By Rebecca Jepsen
for the Mercury News
December 12, 2008
Clean garden beds in preparation for winter. Many insects and diseases over-winter in fallen debris. Prune diseased leaves from roses, camellias, rhododendrons and azaleas. Leave leaf litter under oaks, pine and junipers; the leaf duff helps protect the roots.
Winter watering is important if there has been no rain for a week or two. Use a moisture meter or a shovel to dig into the soil (at least six inches below the surface) to see if the soil has dried out. This is especially important for new plantings.
Prune apple trees that have weak or unproductive branches. Apple trees produce fruit terminally on spurs located on wood two to eight years old. Pruning allows sunlight into the tree to encourage good spur development.
Prune blackberries as soon as harvest is complete. Remove all wood that has produced the current year's crop, and trellis remaining large branches immediately; a fan shape is recommended. Tipping (removing the end of the canes) will promote larger berries and help keep the plant more manageable.
Harvest kiwis when they are still hard, then soften at room temperature. Watch the vines for signs of ripeness; a few fruit will turn soft and the skin color will change from greenish to brown. Fruit can be left on the vine after the leaves fall off. Kiwis can be stored in the refrigerator for up to four months or at room temperature for about two weeks.

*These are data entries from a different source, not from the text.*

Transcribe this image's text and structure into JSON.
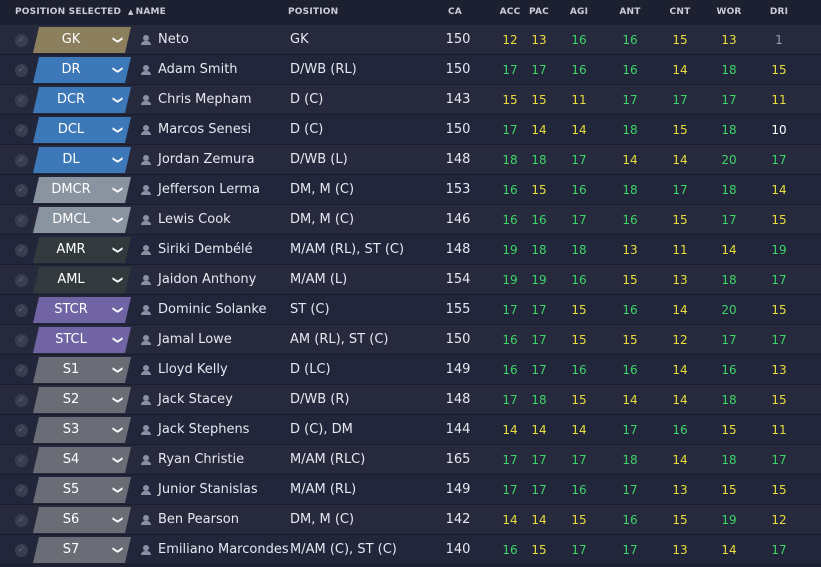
{
  "colors": {
    "header_bg": "#1d2030",
    "row_odd": "#262a3c",
    "row_even": "#22263a",
    "attr_high": "#3ed46a",
    "attr_mid": "#e9dd3c",
    "attr_base": "#ffffff",
    "attr_low": "#9a9ea8",
    "pos_gk": "#8c7f5e",
    "pos_def": "#3d78b8",
    "pos_dm": "#8a93a0",
    "pos_am": "#333a3d",
    "pos_st": "#7164a4",
    "pos_sub": "#6b6d76"
  },
  "headers": {
    "position_selected": "POSITION SELECTED",
    "sort_icon": "▲",
    "name": "NAME",
    "position": "POSITION",
    "ca": "CA",
    "acc": "ACC",
    "pac": "PAC",
    "agi": "AGI",
    "ant": "ANT",
    "cnt": "CNT",
    "wor": "WOR",
    "dri": "DRI"
  },
  "icons": {
    "check": "✓",
    "chevron": "❯",
    "row_check_icon": "check-circle-icon",
    "dropdown_icon": "chevron-down-icon",
    "player_icon": "person-icon"
  },
  "rows": [
    {
      "slot": "GK",
      "group": "gk",
      "name": "Neto",
      "position": "GK",
      "ca": "150",
      "acc": "12",
      "pac": "13",
      "agi": "16",
      "ant": "16",
      "cnt": "15",
      "wor": "13",
      "dri": "1"
    },
    {
      "slot": "DR",
      "group": "def",
      "name": "Adam Smith",
      "position": "D/WB (RL)",
      "ca": "150",
      "acc": "17",
      "pac": "17",
      "agi": "16",
      "ant": "16",
      "cnt": "14",
      "wor": "18",
      "dri": "15"
    },
    {
      "slot": "DCR",
      "group": "def",
      "name": "Chris Mepham",
      "position": "D (C)",
      "ca": "143",
      "acc": "15",
      "pac": "15",
      "agi": "11",
      "ant": "17",
      "cnt": "17",
      "wor": "17",
      "dri": "11"
    },
    {
      "slot": "DCL",
      "group": "def",
      "name": "Marcos Senesi",
      "position": "D (C)",
      "ca": "150",
      "acc": "17",
      "pac": "14",
      "agi": "14",
      "ant": "18",
      "cnt": "15",
      "wor": "18",
      "dri": "10"
    },
    {
      "slot": "DL",
      "group": "def",
      "name": "Jordan Zemura",
      "position": "D/WB (L)",
      "ca": "148",
      "acc": "18",
      "pac": "18",
      "agi": "17",
      "ant": "14",
      "cnt": "14",
      "wor": "20",
      "dri": "17"
    },
    {
      "slot": "DMCR",
      "group": "dm",
      "name": "Jefferson Lerma",
      "position": "DM, M (C)",
      "ca": "153",
      "acc": "16",
      "pac": "15",
      "agi": "16",
      "ant": "18",
      "cnt": "17",
      "wor": "18",
      "dri": "14"
    },
    {
      "slot": "DMCL",
      "group": "dm",
      "name": "Lewis Cook",
      "position": "DM, M (C)",
      "ca": "146",
      "acc": "16",
      "pac": "16",
      "agi": "17",
      "ant": "16",
      "cnt": "15",
      "wor": "17",
      "dri": "15"
    },
    {
      "slot": "AMR",
      "group": "am",
      "name": "Siriki Dembélé",
      "position": "M/AM (RL), ST (C)",
      "ca": "148",
      "acc": "19",
      "pac": "18",
      "agi": "18",
      "ant": "13",
      "cnt": "11",
      "wor": "14",
      "dri": "19"
    },
    {
      "slot": "AML",
      "group": "am",
      "name": "Jaidon Anthony",
      "position": "M/AM (L)",
      "ca": "154",
      "acc": "19",
      "pac": "19",
      "agi": "16",
      "ant": "15",
      "cnt": "13",
      "wor": "18",
      "dri": "17"
    },
    {
      "slot": "STCR",
      "group": "st",
      "name": "Dominic Solanke",
      "position": "ST (C)",
      "ca": "155",
      "acc": "17",
      "pac": "17",
      "agi": "15",
      "ant": "16",
      "cnt": "14",
      "wor": "20",
      "dri": "15"
    },
    {
      "slot": "STCL",
      "group": "st",
      "name": "Jamal Lowe",
      "position": "AM (RL), ST (C)",
      "ca": "150",
      "acc": "16",
      "pac": "17",
      "agi": "15",
      "ant": "15",
      "cnt": "12",
      "wor": "17",
      "dri": "17"
    },
    {
      "slot": "S1",
      "group": "sub",
      "name": "Lloyd Kelly",
      "position": "D (LC)",
      "ca": "149",
      "acc": "16",
      "pac": "17",
      "agi": "16",
      "ant": "16",
      "cnt": "14",
      "wor": "16",
      "dri": "13"
    },
    {
      "slot": "S2",
      "group": "sub",
      "name": "Jack Stacey",
      "position": "D/WB (R)",
      "ca": "148",
      "acc": "17",
      "pac": "18",
      "agi": "15",
      "ant": "14",
      "cnt": "14",
      "wor": "18",
      "dri": "15"
    },
    {
      "slot": "S3",
      "group": "sub",
      "name": "Jack Stephens",
      "position": "D (C), DM",
      "ca": "144",
      "acc": "14",
      "pac": "14",
      "agi": "14",
      "ant": "17",
      "cnt": "16",
      "wor": "15",
      "dri": "11"
    },
    {
      "slot": "S4",
      "group": "sub",
      "name": "Ryan Christie",
      "position": "M/AM (RLC)",
      "ca": "165",
      "acc": "17",
      "pac": "17",
      "agi": "17",
      "ant": "18",
      "cnt": "14",
      "wor": "18",
      "dri": "17"
    },
    {
      "slot": "S5",
      "group": "sub",
      "name": "Junior Stanislas",
      "position": "M/AM (RL)",
      "ca": "149",
      "acc": "17",
      "pac": "17",
      "agi": "16",
      "ant": "17",
      "cnt": "13",
      "wor": "15",
      "dri": "15"
    },
    {
      "slot": "S6",
      "group": "sub",
      "name": "Ben Pearson",
      "position": "DM, M (C)",
      "ca": "142",
      "acc": "14",
      "pac": "14",
      "agi": "15",
      "ant": "16",
      "cnt": "15",
      "wor": "19",
      "dri": "12"
    },
    {
      "slot": "S7",
      "group": "sub",
      "name": "Emiliano Marcondes",
      "position": "M/AM (C), ST (C)",
      "ca": "140",
      "acc": "16",
      "pac": "15",
      "agi": "17",
      "ant": "17",
      "cnt": "13",
      "wor": "14",
      "dri": "17"
    }
  ]
}
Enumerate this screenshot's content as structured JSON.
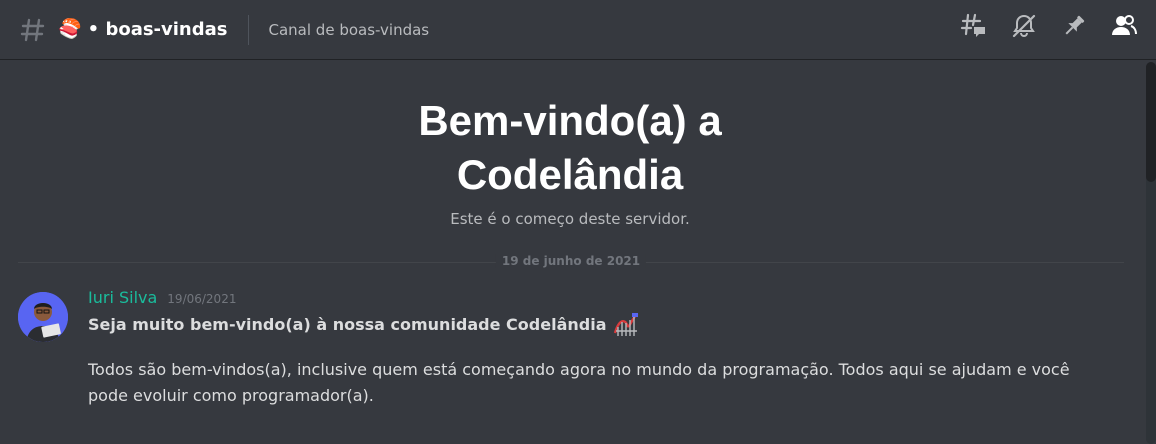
{
  "header": {
    "channel_emoji": "🍣",
    "channel_name": "• boas-vindas",
    "channel_topic": "Canal de boas-vindas",
    "toolbar_icons": [
      "threads-icon",
      "notifications-muted-icon",
      "pin-icon",
      "member-list-icon"
    ]
  },
  "welcome": {
    "title": "Bem-vindo(a) a Codelândia",
    "subtitle": "Este é o começo deste servidor."
  },
  "date_separator": "19 de junho de 2021",
  "message": {
    "author": "Iuri Silva",
    "author_color": "#1abc9c",
    "timestamp": "19/06/2021",
    "headline": "Seja muito bem-vindo(a) à nossa comunidade Codelândia",
    "headline_emoji": "roller-coaster-icon",
    "body": "Todos são bem-vindos(a), inclusive quem está começando agora no mundo da programação. Todos aqui se ajudam e você pode evoluir como programador(a)."
  },
  "colors": {
    "background": "#36393f",
    "accent": "#5865f2"
  }
}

Peppertree psyllids are greenish or tan pear-shaped pests that cause damage to California pepper trees. Tiny, translucent, white eggs turn into orangish nymphs that feed on new plant growth. Leaves will appear wrinkled or twisted. The pest rarely does serious damage to the tree.
For the Master Gardeners' complete list of tips click on www.mastergardeners.org/tips/december.html
What to plant now:
Transplants: onions, lettuce, kale, broccoli, cauliflower, peas, turnips. Nurseries should have a good supply of most of these.
Seeds: fava beans, bell beans, radishes.
To find a list of cool season vegetables that do well in Santa Clara County, go to http://master gardeners.org/picks/cool.html or call the hotline, (408) 282-3105.
- Rebecca Jepsen, Santa Clara County Master Gardener